__Problem statement__:
The expected answer comprises all lines from the entries that contain the string "JSON".

---- Task inputs

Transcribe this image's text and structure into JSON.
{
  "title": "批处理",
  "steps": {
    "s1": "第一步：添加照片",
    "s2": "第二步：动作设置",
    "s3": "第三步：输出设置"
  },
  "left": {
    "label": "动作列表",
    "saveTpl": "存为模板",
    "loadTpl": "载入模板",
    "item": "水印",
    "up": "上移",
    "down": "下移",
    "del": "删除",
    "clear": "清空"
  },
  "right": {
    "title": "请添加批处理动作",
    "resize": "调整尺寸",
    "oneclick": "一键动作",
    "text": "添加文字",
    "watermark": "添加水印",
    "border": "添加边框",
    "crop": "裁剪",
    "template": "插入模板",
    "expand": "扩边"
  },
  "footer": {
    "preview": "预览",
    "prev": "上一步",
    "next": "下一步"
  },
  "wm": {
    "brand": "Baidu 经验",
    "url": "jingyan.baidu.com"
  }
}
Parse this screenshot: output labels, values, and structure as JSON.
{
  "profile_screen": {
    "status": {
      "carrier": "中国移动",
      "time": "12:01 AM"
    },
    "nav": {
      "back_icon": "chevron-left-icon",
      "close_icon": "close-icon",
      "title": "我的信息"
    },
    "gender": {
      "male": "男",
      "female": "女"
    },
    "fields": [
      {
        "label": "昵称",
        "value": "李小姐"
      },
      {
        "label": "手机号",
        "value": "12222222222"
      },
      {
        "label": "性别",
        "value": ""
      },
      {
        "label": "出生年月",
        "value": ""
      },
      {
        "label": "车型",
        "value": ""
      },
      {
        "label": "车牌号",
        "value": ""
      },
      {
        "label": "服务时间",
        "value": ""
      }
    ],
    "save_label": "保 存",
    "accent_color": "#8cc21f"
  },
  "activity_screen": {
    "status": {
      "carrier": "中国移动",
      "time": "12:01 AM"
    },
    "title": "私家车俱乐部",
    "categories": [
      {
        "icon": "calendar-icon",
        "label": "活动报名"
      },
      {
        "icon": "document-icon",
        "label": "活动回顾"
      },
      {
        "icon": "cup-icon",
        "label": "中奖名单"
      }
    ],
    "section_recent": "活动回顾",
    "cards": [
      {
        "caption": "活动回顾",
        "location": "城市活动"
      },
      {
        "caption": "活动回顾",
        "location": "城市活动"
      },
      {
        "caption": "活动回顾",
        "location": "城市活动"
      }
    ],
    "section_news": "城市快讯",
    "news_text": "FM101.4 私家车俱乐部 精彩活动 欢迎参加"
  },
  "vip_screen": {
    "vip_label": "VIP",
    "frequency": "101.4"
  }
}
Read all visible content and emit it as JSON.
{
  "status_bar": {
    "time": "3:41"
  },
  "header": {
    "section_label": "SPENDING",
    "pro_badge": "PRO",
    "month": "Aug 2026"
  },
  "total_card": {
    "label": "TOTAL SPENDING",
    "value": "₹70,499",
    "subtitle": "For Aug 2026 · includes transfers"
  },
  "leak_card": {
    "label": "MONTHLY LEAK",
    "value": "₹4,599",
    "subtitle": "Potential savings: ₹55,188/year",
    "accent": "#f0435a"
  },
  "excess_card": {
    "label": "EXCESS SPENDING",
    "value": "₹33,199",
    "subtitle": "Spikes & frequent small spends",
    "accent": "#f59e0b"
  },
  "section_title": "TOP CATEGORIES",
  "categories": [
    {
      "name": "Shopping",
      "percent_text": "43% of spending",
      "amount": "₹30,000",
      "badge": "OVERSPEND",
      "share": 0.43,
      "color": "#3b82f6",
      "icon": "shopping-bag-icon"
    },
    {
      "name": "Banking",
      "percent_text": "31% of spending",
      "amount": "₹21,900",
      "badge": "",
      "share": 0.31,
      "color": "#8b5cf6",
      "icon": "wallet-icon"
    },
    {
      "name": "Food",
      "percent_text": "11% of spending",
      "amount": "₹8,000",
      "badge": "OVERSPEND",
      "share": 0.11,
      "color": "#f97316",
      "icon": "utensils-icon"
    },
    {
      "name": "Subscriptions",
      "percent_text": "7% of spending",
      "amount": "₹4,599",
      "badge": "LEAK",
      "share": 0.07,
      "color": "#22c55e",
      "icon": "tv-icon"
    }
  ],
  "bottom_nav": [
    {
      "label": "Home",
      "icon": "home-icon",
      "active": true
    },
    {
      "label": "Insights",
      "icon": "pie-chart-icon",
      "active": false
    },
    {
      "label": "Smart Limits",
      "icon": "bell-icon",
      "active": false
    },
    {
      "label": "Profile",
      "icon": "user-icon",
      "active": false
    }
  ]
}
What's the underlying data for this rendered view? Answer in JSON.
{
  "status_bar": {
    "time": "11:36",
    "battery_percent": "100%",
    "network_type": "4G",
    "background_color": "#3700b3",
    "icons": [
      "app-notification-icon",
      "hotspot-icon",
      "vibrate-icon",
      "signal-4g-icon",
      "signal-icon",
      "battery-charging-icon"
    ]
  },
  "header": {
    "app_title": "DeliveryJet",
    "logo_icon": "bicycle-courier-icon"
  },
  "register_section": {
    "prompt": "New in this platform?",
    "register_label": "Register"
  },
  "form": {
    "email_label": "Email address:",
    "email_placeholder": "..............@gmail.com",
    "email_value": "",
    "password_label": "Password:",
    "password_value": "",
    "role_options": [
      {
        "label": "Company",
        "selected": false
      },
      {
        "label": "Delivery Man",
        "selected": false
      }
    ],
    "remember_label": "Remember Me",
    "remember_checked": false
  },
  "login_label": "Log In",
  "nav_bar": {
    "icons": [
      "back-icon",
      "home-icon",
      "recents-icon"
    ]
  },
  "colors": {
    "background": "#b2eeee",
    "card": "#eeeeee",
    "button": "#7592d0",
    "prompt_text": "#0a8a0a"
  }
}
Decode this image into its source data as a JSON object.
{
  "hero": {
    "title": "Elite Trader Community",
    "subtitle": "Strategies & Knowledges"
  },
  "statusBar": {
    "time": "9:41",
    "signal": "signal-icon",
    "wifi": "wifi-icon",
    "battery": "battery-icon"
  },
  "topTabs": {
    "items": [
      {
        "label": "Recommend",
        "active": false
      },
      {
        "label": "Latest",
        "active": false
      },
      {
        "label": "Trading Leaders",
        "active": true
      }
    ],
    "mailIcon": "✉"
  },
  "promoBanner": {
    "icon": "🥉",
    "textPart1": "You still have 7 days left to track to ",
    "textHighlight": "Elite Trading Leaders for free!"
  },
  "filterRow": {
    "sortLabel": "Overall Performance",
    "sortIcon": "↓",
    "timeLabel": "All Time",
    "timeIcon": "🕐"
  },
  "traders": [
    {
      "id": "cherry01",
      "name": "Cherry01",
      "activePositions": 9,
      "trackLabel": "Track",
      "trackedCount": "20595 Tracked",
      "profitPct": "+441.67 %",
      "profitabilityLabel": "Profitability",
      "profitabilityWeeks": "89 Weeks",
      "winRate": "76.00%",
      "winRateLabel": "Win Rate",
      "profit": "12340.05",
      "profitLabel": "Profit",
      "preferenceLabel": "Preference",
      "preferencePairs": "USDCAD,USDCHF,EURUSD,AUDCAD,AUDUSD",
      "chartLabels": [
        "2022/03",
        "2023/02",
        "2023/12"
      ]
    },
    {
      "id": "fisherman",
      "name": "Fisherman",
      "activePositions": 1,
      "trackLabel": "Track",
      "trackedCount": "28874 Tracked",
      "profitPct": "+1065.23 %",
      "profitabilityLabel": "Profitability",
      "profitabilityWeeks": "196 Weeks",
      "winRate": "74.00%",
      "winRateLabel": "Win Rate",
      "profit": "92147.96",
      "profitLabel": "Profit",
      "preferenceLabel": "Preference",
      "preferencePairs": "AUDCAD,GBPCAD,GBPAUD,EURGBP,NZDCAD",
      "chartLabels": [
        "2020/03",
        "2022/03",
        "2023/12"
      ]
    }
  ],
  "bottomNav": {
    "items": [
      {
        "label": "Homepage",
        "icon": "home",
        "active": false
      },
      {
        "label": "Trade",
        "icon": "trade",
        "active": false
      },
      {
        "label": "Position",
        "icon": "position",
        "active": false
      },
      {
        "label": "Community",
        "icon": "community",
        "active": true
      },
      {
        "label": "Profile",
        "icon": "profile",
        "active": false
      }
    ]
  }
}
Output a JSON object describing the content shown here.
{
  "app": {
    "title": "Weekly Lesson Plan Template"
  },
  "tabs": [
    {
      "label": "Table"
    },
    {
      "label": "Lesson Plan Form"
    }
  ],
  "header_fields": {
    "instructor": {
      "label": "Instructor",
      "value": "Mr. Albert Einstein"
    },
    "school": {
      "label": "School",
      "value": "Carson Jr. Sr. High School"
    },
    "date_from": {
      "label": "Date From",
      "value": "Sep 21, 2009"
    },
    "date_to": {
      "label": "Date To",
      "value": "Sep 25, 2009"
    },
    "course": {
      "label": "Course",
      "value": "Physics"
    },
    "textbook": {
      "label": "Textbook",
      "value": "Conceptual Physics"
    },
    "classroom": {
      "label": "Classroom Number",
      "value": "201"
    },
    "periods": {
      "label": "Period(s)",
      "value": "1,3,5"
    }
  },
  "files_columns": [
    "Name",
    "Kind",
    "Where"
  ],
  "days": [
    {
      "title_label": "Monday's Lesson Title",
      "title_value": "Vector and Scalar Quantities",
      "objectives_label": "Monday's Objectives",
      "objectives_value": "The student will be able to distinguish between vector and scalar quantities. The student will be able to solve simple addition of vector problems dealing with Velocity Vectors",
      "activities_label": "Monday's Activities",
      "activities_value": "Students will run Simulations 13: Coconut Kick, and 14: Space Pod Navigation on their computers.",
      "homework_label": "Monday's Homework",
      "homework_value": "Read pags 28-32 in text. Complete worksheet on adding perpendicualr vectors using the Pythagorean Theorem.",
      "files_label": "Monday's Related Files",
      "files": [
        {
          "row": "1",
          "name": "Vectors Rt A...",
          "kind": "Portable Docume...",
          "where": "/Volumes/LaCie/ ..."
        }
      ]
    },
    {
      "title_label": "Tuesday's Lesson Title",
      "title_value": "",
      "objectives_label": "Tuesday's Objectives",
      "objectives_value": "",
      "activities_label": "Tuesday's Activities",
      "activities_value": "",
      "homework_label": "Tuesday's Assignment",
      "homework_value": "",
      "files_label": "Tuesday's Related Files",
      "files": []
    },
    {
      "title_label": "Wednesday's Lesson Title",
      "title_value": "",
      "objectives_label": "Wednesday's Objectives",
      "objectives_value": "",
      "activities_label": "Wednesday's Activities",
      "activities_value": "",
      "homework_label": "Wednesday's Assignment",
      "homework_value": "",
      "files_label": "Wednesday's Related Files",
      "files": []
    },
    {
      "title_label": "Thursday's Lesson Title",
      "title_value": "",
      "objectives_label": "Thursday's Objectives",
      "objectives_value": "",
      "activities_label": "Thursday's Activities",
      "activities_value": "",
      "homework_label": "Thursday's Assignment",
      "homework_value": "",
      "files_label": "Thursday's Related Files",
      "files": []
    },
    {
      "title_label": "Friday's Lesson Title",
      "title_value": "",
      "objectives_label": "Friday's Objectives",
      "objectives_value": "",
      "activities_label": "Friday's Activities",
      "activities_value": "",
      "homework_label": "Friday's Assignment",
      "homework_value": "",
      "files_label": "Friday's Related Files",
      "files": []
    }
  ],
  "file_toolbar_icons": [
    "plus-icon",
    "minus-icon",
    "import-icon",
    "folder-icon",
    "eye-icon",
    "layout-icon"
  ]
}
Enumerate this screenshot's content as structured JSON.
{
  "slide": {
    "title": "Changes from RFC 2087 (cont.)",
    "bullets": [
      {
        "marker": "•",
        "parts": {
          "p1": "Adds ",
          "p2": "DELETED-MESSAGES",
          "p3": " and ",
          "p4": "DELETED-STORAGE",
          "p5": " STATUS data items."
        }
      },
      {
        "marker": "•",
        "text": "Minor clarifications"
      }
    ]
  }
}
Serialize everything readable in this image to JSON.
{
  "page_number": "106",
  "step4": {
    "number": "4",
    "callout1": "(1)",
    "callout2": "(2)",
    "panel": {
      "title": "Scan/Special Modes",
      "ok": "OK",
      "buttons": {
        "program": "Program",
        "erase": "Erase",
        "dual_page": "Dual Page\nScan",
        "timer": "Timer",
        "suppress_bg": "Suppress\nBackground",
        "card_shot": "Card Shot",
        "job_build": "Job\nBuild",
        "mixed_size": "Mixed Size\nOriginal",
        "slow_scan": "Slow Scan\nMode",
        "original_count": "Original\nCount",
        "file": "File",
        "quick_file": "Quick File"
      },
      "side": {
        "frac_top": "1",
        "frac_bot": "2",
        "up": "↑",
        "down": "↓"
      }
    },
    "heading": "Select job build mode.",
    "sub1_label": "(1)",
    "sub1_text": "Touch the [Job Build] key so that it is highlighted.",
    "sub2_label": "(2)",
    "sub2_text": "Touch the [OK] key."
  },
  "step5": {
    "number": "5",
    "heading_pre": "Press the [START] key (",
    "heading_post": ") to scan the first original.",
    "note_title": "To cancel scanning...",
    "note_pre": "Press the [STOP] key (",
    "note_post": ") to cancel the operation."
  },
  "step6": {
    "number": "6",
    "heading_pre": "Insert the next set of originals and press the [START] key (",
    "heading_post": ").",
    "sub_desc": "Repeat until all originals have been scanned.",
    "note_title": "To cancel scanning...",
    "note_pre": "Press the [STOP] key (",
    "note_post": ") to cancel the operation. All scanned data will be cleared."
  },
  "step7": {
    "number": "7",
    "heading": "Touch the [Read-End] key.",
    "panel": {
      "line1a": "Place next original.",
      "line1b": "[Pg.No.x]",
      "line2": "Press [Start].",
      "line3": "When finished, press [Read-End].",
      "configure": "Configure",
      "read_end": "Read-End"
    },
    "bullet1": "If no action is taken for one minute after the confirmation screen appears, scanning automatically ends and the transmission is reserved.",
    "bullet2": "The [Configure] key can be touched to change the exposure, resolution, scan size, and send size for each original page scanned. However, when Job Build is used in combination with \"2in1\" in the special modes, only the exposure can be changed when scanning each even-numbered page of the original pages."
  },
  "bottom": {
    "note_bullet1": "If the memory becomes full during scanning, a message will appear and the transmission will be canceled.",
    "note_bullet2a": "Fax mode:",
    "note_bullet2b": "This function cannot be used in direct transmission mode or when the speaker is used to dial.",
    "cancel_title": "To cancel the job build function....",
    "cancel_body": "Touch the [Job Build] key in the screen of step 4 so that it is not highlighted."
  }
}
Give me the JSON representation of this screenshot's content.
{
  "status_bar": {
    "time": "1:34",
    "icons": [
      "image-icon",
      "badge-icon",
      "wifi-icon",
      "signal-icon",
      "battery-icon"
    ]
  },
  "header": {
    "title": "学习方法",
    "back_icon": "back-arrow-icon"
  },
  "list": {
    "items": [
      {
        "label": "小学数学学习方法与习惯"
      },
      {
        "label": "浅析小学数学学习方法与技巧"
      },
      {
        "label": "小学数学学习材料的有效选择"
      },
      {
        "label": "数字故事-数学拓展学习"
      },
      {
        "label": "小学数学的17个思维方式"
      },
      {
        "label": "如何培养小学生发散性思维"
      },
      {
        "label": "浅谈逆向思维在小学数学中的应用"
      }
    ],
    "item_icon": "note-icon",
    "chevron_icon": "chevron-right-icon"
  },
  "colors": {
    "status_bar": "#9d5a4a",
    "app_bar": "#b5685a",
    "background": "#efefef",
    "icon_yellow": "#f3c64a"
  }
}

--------

__Result of this exercise__:
Transcribe this image's text and structure into JSON.
Parse this screenshot: output labels, values, and structure as JSON.
Read all visible content and emit it as JSON.
What's the underlying data for this rendered view? Answer in JSON.
Decode this image into its source data as a JSON object.
Output a JSON object describing the content shown here.
Enumerate this screenshot's content as structured JSON.
Serialize everything readable in this image to JSON.
Give me the JSON representation of this screenshot's content.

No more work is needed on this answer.